Boss of reborn Sheffield games company reveals pain of administration

The boss of a reborn Sheffield games company has opened up about going bust, describing it as: “the most emotional, painful, soul-crushing and embarrassing experience of my career.”

Tuesday, 5th February 2019, 15:55 pm
Updated Thursday, 7th February 2019, 16:46 pm
Tim Cooper, founder of Peek & Poke.

Tim Cooper put Team Cooper into administration in 2014, making all staff redundant including his wife Emma.

The firm, which employed eight, plus freelancers, was sunk by the demise of a technology called Flash which it used to power the games it made for firms to market themselves, or ‘advergames’.

He struck a deal with administrators to keep the name and built the company back up using the latest technology.

Today it is based at Sum Studios, Hartley Street, Heeley, and has just announced a change of name to Peek & Poke.

Tim said of the administration: “It was the most emotional, painful, soul-crushing and embarrassing experience of my career.

“The worst part being that I had to make the whole team redundant knowing it was all my own stupid fault. Em and I found ourselves with two kids to feed and a mortgage to pay with no business, no jobs and a huge pile of debt.

“As it happened there was still work for clients to be done, and as tough as it had been for us, I didn’t want to let them down as well.”

Today, Peek & Poke is a ‘white label’ company which makes unbranded games that can be sold to more than one client.

“Brands want games, and they can’t spend the earth. But it’s a big ask trying to build something bespoke, that’s actually good, on a limited budget.

“This is partly why ‘advergames’ sometimes have a bad rep.
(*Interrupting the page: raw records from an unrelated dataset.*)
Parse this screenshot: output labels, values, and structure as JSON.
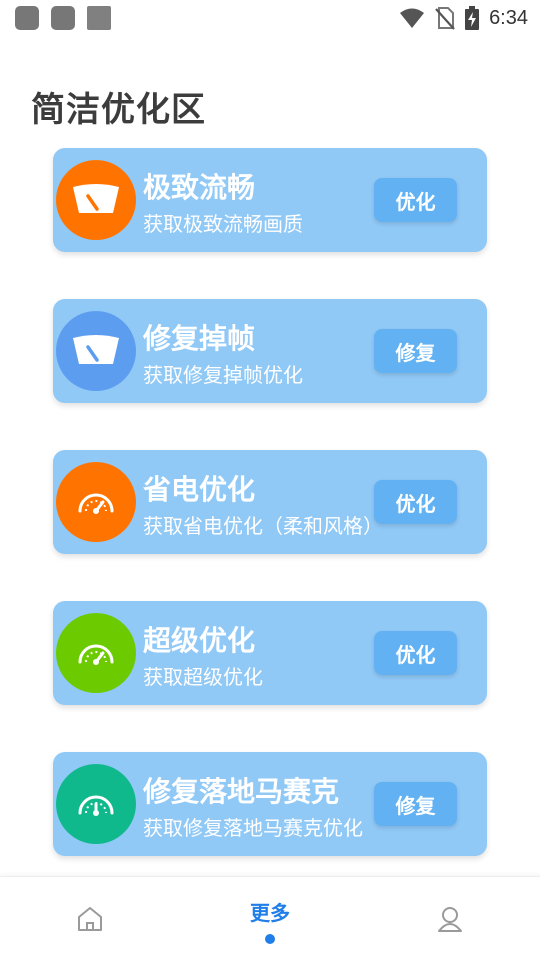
{
  "status_bar": {
    "time": "6:34",
    "icons": [
      "app-icon",
      "app-icon",
      "app-icon",
      "wifi-icon",
      "no-sim-icon",
      "battery-charging-icon"
    ]
  },
  "page": {
    "title": "简洁优化区"
  },
  "cards": [
    {
      "title": "极致流畅",
      "subtitle": "获取极致流畅画质",
      "action": "优化",
      "icon": "speedometer-icon",
      "color": "#ff7400"
    },
    {
      "title": "修复掉帧",
      "subtitle": "获取修复掉帧优化",
      "action": "修复",
      "icon": "speedometer-icon",
      "color": "#5c9df0"
    },
    {
      "title": "省电优化",
      "subtitle": "获取省电优化（柔和风格）",
      "action": "优化",
      "icon": "gauge-icon",
      "color": "#ff7400"
    },
    {
      "title": "超级优化",
      "subtitle": "获取超级优化",
      "action": "优化",
      "icon": "gauge-icon",
      "color": "#6ccb00"
    },
    {
      "title": "修复落地马赛克",
      "subtitle": "获取修复落地马赛克优化",
      "action": "修复",
      "icon": "gauge-icon",
      "color": "#10b98c"
    }
  ],
  "bottom_nav": {
    "items": [
      {
        "icon": "home-icon",
        "label": ""
      },
      {
        "icon": "",
        "label": "更多",
        "active": true
      },
      {
        "icon": "profile-icon",
        "label": ""
      }
    ],
    "accent": "#1f7ee8"
  }
}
I don’t believe any game developer worth their salt intends to make a bad game, they just ran out of budget on the way to a good one.

“Instead of building bespoke games for clients, we’ve transitioned to providing a white label game service.

“It’s meant that we can provide games to clients at a budget that suits them, while making sense business-wise for us.

“It also means we’ve been able to continuously refine and improve the games that we have, making them better to play but also making them work harder as a marketing tool. They’re games we’re proud of.

“Each of those games have been specifically designed for re-branding with marketing campaigns in mind. They each represent hundreds of hours’ worth of design and development time. I’m really proud of the service we’ve built to date.”